Oscar has photos and video from yesterday evening’s political poetry reading at Pegasus in Berkeley. Videos include Michael Palmer reading from Mahmoud Darwish’s Unfortunately, It was Paradise, and Joseph Lease reading from a long-ish, Whitmanesque America piece infiltrated with infomercials, sound bytes and other things. Awesome readings by these two, and some great energy. Palmer also read (not on video) one of my favorites, “Madman with Broom,” though I enjoy the poem with much less explanation beforehand. I like not being introduced to the realist crows; I like them menacing and just being there.
And then there’s me on video, sputtering consonants saliva-less through “We, Spoken Here,” which begins with the “We” epigraph of Major General Antonio Taguba (this poem is a hard read), and my Bob Kaufman, “No, I am Not Yours” poem.

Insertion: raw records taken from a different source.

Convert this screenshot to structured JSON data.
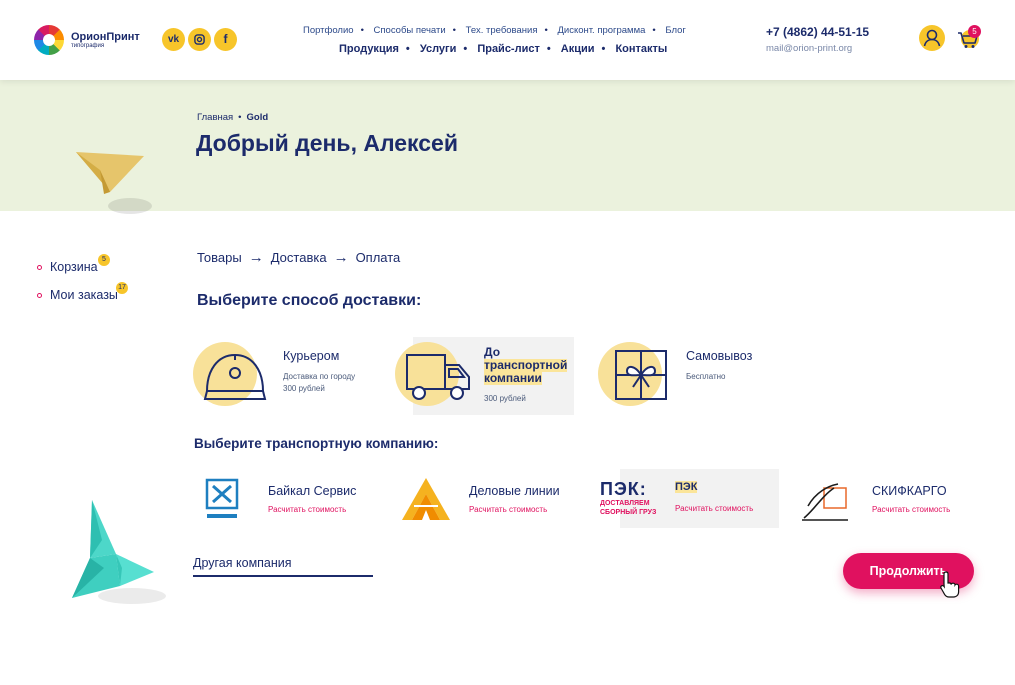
{
  "header": {
    "brand_name": "ОрионПринт",
    "brand_sub": "типография",
    "social": [
      "vk",
      "in",
      "f"
    ],
    "nav_top": [
      "Портфолио",
      "Способы печати",
      "Тех. требования",
      "Дисконт. программа",
      "Блог"
    ],
    "nav_bottom": [
      "Продукция",
      "Услуги",
      "Прайс-лист",
      "Акции",
      "Контакты"
    ],
    "phone": "+7 (4862) 44-51-15",
    "email": "mail@orion-print.org",
    "cart_count": "5"
  },
  "breadcrumb": {
    "home": "Главная",
    "current": "Gold"
  },
  "page_title": "Добрый день, Алексей",
  "sidebar": {
    "items": [
      {
        "label": "Корзина",
        "badge": "5"
      },
      {
        "label": "Мои заказы",
        "badge": "17"
      }
    ]
  },
  "steps": [
    "Товары",
    "Доставка",
    "Оплата"
  ],
  "delivery": {
    "title": "Выберите способ доставки:",
    "options": [
      {
        "title": "Курьером",
        "desc1": "Доставка по городу",
        "desc2": "300 рублей"
      },
      {
        "title_line1": "До",
        "title_line2": "транспортной",
        "title_line3": "компании",
        "desc1": "300 рублей"
      },
      {
        "title": "Самовывоз",
        "desc1": "Бесплатно"
      }
    ]
  },
  "carriers": {
    "title": "Выберите транспортную компанию:",
    "items": [
      {
        "name": "Байкал Сервис",
        "link": "Расчитать стоимость"
      },
      {
        "name": "Деловые линии",
        "link": "Расчитать стоимость"
      },
      {
        "name": "ПЭК",
        "logo_text": "ПЭК:",
        "logo_sub1": "ДОСТАВЛЯЕМ",
        "logo_sub2": "СБОРНЫЙ ГРУЗ",
        "link": "Расчитать стоимость"
      },
      {
        "name": "СКИФКАРГО",
        "link": "Расчитать стоимость"
      }
    ],
    "other_placeholder": "Другая компания"
  },
  "continue_label": "Продолжить",
  "colors": {
    "navy": "#1c2b6b",
    "yellow": "#f7c52a",
    "magenta": "#e0115f",
    "banner": "#ebf2dd"
  }
}
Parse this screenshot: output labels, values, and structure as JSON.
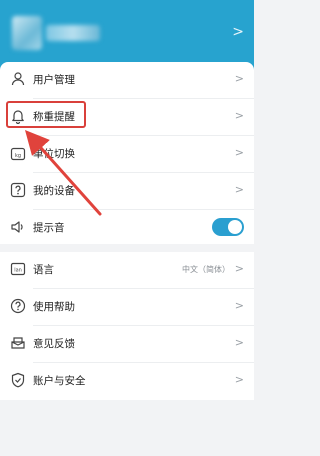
{
  "colors": {
    "header": "#27a3cf",
    "accent": "#2a9fd0",
    "highlight": "#d9403b"
  },
  "header": {
    "chevron": ">"
  },
  "menu_group1": [
    {
      "label": "用户管理",
      "icon": "person-icon"
    },
    {
      "label": "称重提醒",
      "icon": "bell-icon"
    },
    {
      "label": "单位切换",
      "icon": "unit-scale-icon"
    },
    {
      "label": "我的设备",
      "icon": "device-question-icon"
    },
    {
      "label": "提示音",
      "icon": "speaker-icon",
      "toggle_on": true
    }
  ],
  "menu_group2": [
    {
      "label": "语言",
      "icon": "language-icon",
      "value": "中文（简体）"
    },
    {
      "label": "使用帮助",
      "icon": "help-icon"
    },
    {
      "label": "意见反馈",
      "icon": "feedback-icon"
    },
    {
      "label": "账户与安全",
      "icon": "shield-icon"
    }
  ],
  "chevron": ">"
}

In attendance were former Pegasus readings curator Clayton Banes, and Eleven Eleven editor Hugh Behm-Steinberg, who very kindly introduced himself to me and was thrilled to hear me read my “Worry” poem which he has included in their latest issue. Also in attendance was Adrien Salazar, a young Pinoy poet, UC Berkeley alumna, and former Maganda Magazine editor-in-chief. Whoa, seeing him is like having a conversation with my younger self (that is, if I’d been a less crazy young person).
We got to talking a bit about my being the lone not white writer for the evening, which I had started thinking about as Oscar and I were walking into the bookstore as the dread was knotting itself up in my belly. I know, I am pretty sure I should be used to this by now with group readings, but usually there’s one other writer of color in the same boat so we can feel like minorities together. It’s like this too, in situations like being the only woman reader in a group brimming over the top with testosterone. When there is one other woman writer who latches onto me in relief, there is some small comfort in this.
As well, I am reading with a whole group of Filipino American writers on Saturday at Litcrawl, and so maybe this is a nice balance.
Nonetheless, as I said above regarding Michael Palmer and Joseph Lease, there was pretty good energy in the place, and as I did not previously know Garrett Caples‘ work, I can say I am sure glad to have heard him read. You have to listen for yourself here. I’d like to spend some time with his work sometime soon.